Supplied records section start

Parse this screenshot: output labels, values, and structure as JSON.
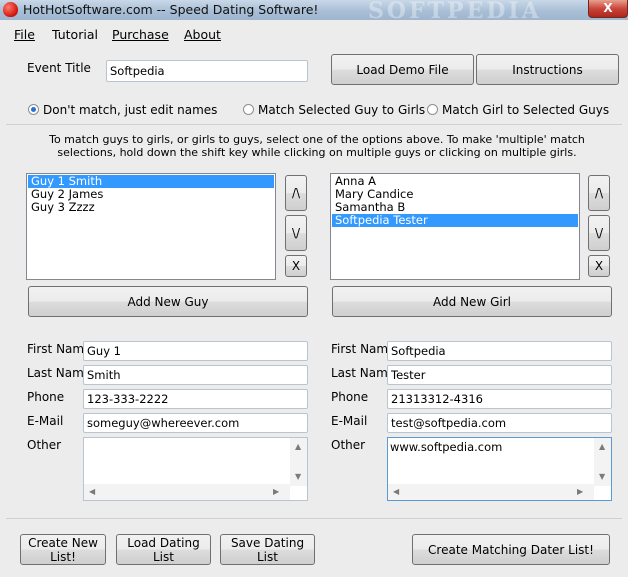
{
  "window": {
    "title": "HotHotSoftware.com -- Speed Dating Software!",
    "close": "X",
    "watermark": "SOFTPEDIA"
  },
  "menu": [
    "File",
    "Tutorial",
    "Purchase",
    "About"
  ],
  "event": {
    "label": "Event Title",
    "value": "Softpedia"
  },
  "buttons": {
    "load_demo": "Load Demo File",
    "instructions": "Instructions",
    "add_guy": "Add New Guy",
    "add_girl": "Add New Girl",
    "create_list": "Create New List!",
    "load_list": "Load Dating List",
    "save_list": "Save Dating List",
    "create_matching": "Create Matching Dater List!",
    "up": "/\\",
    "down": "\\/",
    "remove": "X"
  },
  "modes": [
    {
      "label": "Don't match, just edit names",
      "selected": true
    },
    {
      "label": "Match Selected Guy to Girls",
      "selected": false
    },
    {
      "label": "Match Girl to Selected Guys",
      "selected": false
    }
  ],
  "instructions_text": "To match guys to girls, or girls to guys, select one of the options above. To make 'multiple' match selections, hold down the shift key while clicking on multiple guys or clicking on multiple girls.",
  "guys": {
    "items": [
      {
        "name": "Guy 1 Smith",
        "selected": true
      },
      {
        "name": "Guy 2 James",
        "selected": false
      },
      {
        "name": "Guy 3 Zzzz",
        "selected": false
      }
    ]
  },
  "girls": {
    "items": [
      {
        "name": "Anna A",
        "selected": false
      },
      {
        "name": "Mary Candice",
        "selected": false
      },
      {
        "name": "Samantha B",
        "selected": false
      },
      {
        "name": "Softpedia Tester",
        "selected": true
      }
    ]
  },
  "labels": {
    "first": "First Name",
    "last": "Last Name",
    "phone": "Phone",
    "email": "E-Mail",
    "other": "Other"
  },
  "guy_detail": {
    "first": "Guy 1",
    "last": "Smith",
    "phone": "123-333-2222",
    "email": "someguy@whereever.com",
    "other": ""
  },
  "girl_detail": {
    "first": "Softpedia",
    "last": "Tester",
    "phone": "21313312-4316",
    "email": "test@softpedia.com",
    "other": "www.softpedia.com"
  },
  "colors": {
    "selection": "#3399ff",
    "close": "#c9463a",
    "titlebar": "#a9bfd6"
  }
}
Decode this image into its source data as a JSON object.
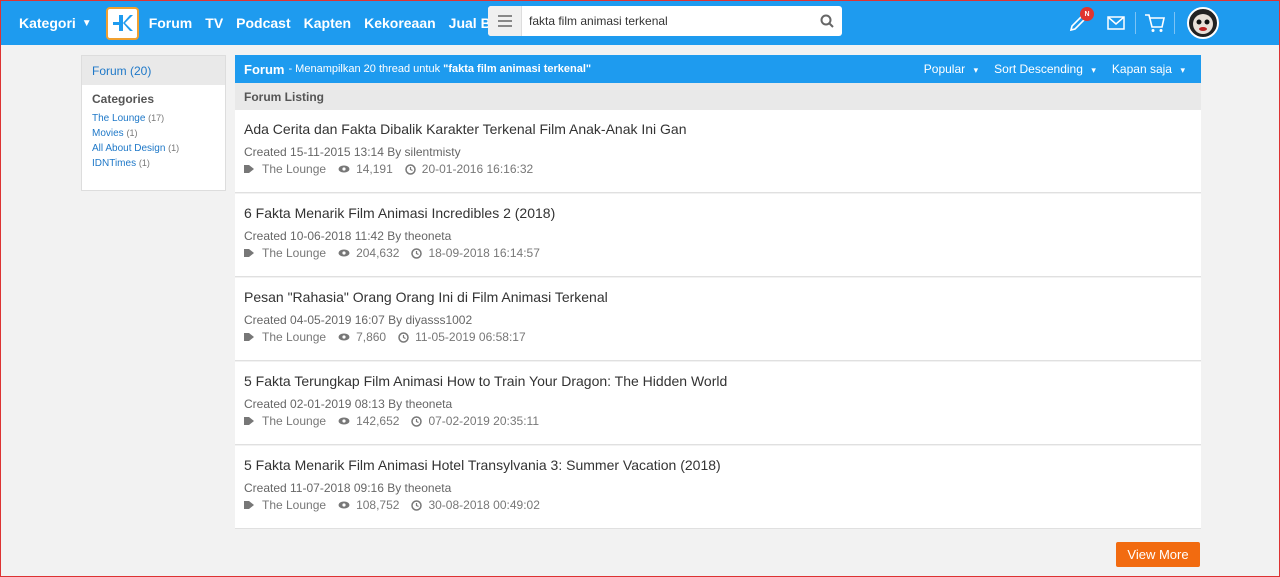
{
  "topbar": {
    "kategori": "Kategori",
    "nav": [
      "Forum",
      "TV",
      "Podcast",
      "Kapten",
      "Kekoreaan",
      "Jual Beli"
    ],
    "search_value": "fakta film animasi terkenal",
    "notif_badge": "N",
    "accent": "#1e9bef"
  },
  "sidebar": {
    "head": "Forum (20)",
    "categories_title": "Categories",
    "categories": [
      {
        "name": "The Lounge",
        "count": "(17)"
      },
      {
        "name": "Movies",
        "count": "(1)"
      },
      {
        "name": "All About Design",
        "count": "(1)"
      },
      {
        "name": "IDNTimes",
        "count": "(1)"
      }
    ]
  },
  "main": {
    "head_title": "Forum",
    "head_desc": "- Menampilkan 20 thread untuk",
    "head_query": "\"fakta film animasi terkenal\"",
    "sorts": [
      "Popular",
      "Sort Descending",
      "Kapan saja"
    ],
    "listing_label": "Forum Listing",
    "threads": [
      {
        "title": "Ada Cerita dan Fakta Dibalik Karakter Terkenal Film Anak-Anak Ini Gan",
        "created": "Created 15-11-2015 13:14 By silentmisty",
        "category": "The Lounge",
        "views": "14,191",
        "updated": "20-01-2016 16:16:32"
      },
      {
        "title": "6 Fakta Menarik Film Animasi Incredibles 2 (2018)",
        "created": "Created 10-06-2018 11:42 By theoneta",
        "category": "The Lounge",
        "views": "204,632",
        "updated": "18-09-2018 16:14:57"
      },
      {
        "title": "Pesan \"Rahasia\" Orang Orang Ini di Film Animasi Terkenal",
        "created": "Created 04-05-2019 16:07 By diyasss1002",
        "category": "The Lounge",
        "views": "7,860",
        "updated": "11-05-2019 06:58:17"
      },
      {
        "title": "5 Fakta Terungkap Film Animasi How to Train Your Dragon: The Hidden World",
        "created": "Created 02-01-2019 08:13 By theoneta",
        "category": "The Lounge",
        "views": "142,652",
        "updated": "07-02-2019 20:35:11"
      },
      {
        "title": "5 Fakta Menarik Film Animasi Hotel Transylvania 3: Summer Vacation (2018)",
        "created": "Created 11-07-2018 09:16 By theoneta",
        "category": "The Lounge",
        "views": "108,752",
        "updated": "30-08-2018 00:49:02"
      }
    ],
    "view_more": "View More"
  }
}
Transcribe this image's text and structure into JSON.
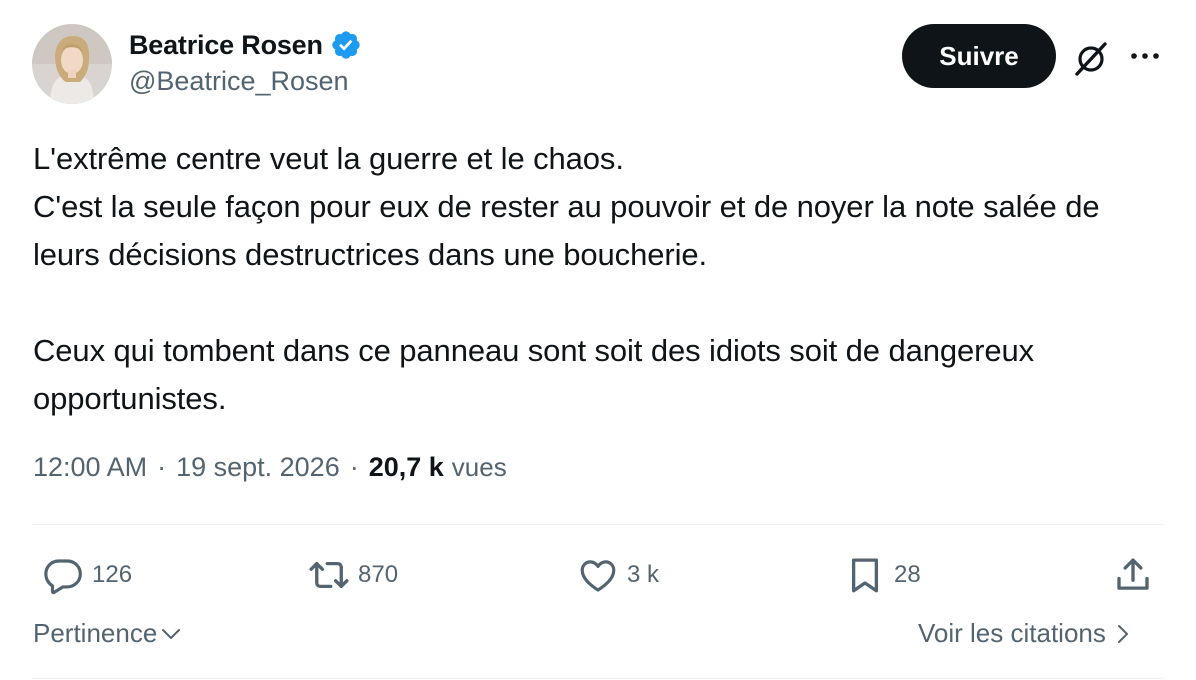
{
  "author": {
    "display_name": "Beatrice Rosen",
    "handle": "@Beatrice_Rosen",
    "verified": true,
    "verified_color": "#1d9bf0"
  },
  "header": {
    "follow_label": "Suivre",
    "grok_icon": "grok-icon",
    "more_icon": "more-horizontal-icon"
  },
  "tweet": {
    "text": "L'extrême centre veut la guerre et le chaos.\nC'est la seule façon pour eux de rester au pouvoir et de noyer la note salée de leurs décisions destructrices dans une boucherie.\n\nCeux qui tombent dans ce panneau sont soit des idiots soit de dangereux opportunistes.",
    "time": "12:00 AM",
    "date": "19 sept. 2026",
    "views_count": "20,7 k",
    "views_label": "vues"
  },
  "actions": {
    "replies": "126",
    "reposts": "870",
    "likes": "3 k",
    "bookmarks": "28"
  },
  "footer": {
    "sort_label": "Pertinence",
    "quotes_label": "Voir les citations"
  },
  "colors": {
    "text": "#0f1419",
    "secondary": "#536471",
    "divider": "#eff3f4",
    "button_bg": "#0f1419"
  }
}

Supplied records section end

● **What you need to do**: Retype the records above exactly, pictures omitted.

● **Task output**:
Parse this screenshot: output labels, values, and structure as JSON.
{
  "window": {
    "title": "HotHotSoftware.com -- Speed Dating Software!",
    "close": "X",
    "watermark": "SOFTPEDIA"
  },
  "menu": [
    "File",
    "Tutorial",
    "Purchase",
    "About"
  ],
  "event": {
    "label": "Event Title",
    "value": "Softpedia"
  },
  "buttons": {
    "load_demo": "Load Demo File",
    "instructions": "Instructions",
    "add_guy": "Add New Guy",
    "add_girl": "Add New Girl",
    "create_list": "Create New List!",
    "load_list": "Load Dating List",
    "save_list": "Save Dating List",
    "create_matching": "Create Matching Dater List!",
    "up": "/\\",
    "down": "\\/",
    "remove": "X"
  },
  "modes": [
    {
      "label": "Don't match, just edit names",
      "selected": true
    },
    {
      "label": "Match Selected Guy to Girls",
      "selected": false
    },
    {
      "label": "Match Girl to Selected Guys",
      "selected": false
    }
  ],
  "instructions_text": "To match guys to girls, or girls to guys, select one of the options above. To make 'multiple' match selections, hold down the shift key while clicking on multiple guys or clicking on multiple girls.",
  "guys": {
    "items": [
      {
        "name": "Guy 1 Smith",
        "selected": true
      },
      {
        "name": "Guy 2 James",
        "selected": false
      },
      {
        "name": "Guy 3 Zzzz",
        "selected": false
      }
    ]
  },
  "girls": {
    "items": [
      {
        "name": "Anna A",
        "selected": false
      },
      {
        "name": "Mary Candice",
        "selected": false
      },
      {
        "name": "Samantha B",
        "selected": false
      },
      {
        "name": "Softpedia Tester",
        "selected": true
      }
    ]
  },
  "labels": {
    "first": "First Name",
    "last": "Last Name",
    "phone": "Phone",
    "email": "E-Mail",
    "other": "Other"
  },
  "guy_detail": {
    "first": "Guy 1",
    "last": "Smith",
    "phone": "123-333-2222",
    "email": "someguy@whereever.com",
    "other": ""
  },
  "girl_detail": {
    "first": "Softpedia",
    "last": "Tester",
    "phone": "21313312-4316",
    "email": "test@softpedia.com",
    "other": "www.softpedia.com"
  },
  "colors": {
    "selection": "#3399ff",
    "close": "#c9463a",
    "titlebar": "#a9bfd6"
  }
}
Decode this image into its source data as a JSON object.
{
  "topbar": {
    "kategori": "Kategori",
    "nav": [
      "Forum",
      "TV",
      "Podcast",
      "Kapten",
      "Kekoreaan",
      "Jual Beli"
    ],
    "search_value": "fakta film animasi terkenal",
    "notif_badge": "N",
    "accent": "#1e9bef"
  },
  "sidebar": {
    "head": "Forum (20)",
    "categories_title": "Categories",
    "categories": [
      {
        "name": "The Lounge",
        "count": "(17)"
      },
      {
        "name": "Movies",
        "count": "(1)"
      },
      {
        "name": "All About Design",
        "count": "(1)"
      },
      {
        "name": "IDNTimes",
        "count": "(1)"
      }
    ]
  },
  "main": {
    "head_title": "Forum",
    "head_desc": "- Menampilkan 20 thread untuk",
    "head_query": "\"fakta film animasi terkenal\"",
    "sorts": [
      "Popular",
      "Sort Descending",
      "Kapan saja"
    ],
    "listing_label": "Forum Listing",
    "threads": [
      {
        "title": "Ada Cerita dan Fakta Dibalik Karakter Terkenal Film Anak-Anak Ini Gan",
        "created": "Created 15-11-2015 13:14 By silentmisty",
        "category": "The Lounge",
        "views": "14,191",
        "updated": "20-01-2016 16:16:32"
      },
      {
        "title": "6 Fakta Menarik Film Animasi Incredibles 2 (2018)",
        "created": "Created 10-06-2018 11:42 By theoneta",
        "category": "The Lounge",
        "views": "204,632",
        "updated": "18-09-2018 16:14:57"
      },
      {
        "title": "Pesan \"Rahasia\" Orang Orang Ini di Film Animasi Terkenal",
        "created": "Created 04-05-2019 16:07 By diyasss1002",
        "category": "The Lounge",
        "views": "7,860",
        "updated": "11-05-2019 06:58:17"
      },
      {
        "title": "5 Fakta Terungkap Film Animasi How to Train Your Dragon: The Hidden World",
        "created": "Created 02-01-2019 08:13 By theoneta",
        "category": "The Lounge",
        "views": "142,652",
        "updated": "07-02-2019 20:35:11"
      },
      {
        "title": "5 Fakta Menarik Film Animasi Hotel Transylvania 3: Summer Vacation (2018)",
        "created": "Created 11-07-2018 09:16 By theoneta",
        "category": "The Lounge",
        "views": "108,752",
        "updated": "30-08-2018 00:49:02"
      }
    ],
    "view_more": "View More"
  }
}
Transcribe this image's text and structure into JSON.
{
  "author": {
    "display_name": "Beatrice Rosen",
    "handle": "@Beatrice_Rosen",
    "verified": true,
    "verified_color": "#1d9bf0"
  },
  "header": {
    "follow_label": "Suivre",
    "grok_icon": "grok-icon",
    "more_icon": "more-horizontal-icon"
  },
  "tweet": {
    "text": "L'extrême centre veut la guerre et le chaos.\nC'est la seule façon pour eux de rester au pouvoir et de noyer la note salée de leurs décisions destructrices dans une boucherie.\n\nCeux qui tombent dans ce panneau sont soit des idiots soit de dangereux opportunistes.",
    "time": "12:00 AM",
    "date": "19 sept. 2026",
    "views_count": "20,7 k",
    "views_label": "vues"
  },
  "actions": {
    "replies": "126",
    "reposts": "870",
    "likes": "3 k",
    "bookmarks": "28"
  },
  "footer": {
    "sort_label": "Pertinence",
    "quotes_label": "Voir les citations"
  },
  "colors": {
    "text": "#0f1419",
    "secondary": "#536471",
    "divider": "#eff3f4",
    "button_bg": "#0f1419"
  }
}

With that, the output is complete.